WORK INSTRUCTION> The answer must consist of every line in the records below that contains the string "Settings".

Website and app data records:
======

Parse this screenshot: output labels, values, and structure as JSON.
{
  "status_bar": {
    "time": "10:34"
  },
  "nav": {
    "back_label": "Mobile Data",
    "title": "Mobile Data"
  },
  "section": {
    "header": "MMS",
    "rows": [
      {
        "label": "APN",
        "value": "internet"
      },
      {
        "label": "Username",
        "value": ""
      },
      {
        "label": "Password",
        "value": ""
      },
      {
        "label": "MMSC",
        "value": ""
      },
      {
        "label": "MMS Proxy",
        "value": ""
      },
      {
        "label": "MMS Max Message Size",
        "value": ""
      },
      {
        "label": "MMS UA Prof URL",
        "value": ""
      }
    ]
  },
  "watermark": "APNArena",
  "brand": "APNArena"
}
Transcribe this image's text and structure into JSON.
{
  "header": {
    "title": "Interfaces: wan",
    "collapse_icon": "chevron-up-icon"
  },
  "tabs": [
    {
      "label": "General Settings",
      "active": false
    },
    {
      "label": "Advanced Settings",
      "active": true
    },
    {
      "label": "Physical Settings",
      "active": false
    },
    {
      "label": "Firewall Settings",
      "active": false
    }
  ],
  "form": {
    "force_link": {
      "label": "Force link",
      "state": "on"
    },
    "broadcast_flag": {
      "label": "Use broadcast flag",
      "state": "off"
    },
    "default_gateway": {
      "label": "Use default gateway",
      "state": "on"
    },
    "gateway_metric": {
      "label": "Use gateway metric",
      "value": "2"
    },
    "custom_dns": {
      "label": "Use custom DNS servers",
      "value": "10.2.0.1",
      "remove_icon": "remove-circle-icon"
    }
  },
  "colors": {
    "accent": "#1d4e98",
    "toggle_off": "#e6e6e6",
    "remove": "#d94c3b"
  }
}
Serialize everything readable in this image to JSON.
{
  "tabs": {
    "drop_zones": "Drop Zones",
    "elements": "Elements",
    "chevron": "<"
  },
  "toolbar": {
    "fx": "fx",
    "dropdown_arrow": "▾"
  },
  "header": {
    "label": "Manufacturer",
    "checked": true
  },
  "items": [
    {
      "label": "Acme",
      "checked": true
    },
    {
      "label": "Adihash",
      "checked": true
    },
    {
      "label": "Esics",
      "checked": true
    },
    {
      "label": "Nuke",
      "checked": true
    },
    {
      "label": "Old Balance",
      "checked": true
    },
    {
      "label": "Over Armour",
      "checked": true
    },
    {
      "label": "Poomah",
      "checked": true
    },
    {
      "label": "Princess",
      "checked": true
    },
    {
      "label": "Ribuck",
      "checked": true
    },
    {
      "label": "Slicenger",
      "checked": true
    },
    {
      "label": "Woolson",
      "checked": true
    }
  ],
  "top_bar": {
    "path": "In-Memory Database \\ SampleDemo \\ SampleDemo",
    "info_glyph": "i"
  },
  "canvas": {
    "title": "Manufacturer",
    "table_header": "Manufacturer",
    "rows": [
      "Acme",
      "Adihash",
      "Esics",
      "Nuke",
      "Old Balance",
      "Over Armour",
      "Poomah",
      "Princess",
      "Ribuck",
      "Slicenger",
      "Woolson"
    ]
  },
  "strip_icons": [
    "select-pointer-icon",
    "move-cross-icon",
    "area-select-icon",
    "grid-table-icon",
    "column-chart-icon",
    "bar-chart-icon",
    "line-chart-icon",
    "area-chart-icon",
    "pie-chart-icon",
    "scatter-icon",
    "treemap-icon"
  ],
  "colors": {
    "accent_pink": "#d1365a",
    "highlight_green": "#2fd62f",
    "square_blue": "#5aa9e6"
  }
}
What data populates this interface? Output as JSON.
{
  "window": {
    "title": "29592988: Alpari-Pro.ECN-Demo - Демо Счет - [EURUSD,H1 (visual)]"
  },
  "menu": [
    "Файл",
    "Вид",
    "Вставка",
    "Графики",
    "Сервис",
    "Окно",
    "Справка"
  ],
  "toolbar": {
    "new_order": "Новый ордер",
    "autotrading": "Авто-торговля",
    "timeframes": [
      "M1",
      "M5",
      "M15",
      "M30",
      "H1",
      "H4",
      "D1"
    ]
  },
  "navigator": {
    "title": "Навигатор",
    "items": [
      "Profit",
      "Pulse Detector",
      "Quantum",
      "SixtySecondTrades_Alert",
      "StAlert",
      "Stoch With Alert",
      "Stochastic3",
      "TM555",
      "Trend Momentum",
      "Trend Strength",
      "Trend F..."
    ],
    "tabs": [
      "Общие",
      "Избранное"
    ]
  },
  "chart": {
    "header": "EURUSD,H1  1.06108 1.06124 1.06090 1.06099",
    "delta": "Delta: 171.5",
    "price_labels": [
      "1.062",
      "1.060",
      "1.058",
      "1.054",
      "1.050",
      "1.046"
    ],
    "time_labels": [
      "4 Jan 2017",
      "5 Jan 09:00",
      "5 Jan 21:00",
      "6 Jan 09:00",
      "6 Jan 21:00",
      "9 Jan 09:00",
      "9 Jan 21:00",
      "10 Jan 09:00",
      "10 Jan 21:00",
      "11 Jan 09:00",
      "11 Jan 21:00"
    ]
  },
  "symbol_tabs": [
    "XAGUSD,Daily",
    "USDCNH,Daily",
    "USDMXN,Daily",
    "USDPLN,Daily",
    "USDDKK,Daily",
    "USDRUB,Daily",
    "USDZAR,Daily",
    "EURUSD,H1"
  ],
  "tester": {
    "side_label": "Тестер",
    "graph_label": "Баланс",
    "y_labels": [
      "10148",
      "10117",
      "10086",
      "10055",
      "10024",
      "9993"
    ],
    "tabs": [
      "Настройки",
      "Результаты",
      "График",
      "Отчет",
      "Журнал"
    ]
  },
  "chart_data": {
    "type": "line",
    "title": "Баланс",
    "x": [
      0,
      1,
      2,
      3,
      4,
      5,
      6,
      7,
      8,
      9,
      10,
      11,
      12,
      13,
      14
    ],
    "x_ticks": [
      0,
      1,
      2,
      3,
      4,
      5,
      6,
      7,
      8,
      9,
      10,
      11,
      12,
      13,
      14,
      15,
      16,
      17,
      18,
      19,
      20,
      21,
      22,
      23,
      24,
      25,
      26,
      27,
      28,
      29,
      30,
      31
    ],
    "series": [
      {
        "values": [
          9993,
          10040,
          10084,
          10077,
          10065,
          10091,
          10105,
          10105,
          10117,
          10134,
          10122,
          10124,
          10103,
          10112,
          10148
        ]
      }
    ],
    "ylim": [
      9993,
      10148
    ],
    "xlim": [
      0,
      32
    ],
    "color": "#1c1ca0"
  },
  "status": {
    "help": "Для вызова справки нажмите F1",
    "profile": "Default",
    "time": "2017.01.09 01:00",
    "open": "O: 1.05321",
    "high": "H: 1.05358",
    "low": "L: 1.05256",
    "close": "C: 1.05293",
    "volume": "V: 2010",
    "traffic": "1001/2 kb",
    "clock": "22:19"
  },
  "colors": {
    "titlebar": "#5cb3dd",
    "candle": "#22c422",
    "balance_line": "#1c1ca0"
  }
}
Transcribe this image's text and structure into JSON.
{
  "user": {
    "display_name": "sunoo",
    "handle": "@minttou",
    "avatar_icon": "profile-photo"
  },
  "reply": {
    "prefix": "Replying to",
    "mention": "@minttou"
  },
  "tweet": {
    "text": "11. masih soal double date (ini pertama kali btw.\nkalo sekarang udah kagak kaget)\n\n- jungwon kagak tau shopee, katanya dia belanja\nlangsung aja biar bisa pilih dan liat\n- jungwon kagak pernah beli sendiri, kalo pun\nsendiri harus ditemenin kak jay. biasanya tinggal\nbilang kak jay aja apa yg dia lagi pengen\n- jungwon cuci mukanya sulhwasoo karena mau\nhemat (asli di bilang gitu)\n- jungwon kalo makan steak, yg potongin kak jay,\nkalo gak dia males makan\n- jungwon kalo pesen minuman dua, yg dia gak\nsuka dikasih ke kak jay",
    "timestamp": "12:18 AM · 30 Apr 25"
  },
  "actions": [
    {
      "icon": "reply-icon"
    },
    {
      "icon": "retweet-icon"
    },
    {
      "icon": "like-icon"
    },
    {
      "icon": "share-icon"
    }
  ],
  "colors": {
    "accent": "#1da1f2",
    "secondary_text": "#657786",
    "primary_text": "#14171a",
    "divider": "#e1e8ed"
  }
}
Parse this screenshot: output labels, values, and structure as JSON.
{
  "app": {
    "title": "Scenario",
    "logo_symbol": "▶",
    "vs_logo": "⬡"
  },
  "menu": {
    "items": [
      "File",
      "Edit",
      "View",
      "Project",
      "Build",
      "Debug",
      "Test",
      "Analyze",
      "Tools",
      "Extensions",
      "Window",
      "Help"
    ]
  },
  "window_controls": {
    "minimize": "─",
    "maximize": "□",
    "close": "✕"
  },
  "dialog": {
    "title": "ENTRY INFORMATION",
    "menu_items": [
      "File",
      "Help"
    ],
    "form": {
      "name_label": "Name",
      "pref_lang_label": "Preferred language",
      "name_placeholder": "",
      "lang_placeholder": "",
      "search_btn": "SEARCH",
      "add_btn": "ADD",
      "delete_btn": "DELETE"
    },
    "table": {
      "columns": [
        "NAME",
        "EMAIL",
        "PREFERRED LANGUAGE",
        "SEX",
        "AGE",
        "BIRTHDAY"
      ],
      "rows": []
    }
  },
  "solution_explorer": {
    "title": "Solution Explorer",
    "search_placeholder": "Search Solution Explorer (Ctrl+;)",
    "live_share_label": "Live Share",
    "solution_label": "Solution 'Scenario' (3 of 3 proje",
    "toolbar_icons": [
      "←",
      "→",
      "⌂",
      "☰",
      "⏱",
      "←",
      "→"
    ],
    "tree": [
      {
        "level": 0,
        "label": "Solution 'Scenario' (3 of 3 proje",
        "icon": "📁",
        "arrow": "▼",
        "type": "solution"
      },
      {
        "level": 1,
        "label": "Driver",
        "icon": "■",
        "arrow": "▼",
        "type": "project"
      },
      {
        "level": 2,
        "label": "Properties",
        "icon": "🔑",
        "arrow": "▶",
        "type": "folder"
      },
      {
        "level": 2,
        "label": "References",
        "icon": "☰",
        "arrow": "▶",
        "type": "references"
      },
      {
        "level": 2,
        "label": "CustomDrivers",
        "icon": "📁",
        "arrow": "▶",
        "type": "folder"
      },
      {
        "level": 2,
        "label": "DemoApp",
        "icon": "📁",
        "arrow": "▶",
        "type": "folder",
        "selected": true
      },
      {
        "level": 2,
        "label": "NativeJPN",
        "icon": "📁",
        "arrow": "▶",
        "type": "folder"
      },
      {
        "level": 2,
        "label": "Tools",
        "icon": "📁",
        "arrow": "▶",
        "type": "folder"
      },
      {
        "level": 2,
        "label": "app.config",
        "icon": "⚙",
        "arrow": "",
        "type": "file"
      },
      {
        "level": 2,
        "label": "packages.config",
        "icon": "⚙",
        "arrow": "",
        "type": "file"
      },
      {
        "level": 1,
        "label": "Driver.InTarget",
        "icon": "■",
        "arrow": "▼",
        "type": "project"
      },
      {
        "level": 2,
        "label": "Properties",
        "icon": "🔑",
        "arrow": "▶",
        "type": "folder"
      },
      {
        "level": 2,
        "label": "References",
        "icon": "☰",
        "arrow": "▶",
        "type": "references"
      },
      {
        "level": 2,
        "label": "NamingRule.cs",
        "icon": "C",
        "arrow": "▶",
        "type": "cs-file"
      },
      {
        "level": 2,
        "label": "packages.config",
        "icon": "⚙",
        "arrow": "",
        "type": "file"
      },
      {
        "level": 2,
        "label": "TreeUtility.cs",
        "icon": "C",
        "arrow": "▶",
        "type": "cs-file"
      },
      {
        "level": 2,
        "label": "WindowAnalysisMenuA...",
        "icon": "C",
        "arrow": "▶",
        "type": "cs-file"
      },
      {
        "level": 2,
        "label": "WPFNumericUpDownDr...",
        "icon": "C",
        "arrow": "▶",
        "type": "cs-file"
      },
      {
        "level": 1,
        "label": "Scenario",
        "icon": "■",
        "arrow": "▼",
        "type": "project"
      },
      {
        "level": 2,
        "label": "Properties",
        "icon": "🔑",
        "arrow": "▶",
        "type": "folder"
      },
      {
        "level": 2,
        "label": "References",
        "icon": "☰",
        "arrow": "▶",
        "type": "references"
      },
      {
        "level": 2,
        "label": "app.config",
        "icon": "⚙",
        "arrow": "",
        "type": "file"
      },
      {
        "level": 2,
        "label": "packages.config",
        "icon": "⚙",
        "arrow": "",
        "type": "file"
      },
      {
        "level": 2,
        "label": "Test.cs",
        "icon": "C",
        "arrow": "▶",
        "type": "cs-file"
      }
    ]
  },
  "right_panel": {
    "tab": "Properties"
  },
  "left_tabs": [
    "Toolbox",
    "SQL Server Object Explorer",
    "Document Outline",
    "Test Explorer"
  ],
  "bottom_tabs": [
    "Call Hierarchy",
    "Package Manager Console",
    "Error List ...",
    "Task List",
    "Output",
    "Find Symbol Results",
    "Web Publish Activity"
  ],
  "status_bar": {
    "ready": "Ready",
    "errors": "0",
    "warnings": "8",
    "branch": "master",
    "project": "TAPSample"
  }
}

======

RESULT>
      "label": "General Settings",
      "label": "Advanced Settings",
      "label": "Physical Settings",
      "label": "Firewall Settings",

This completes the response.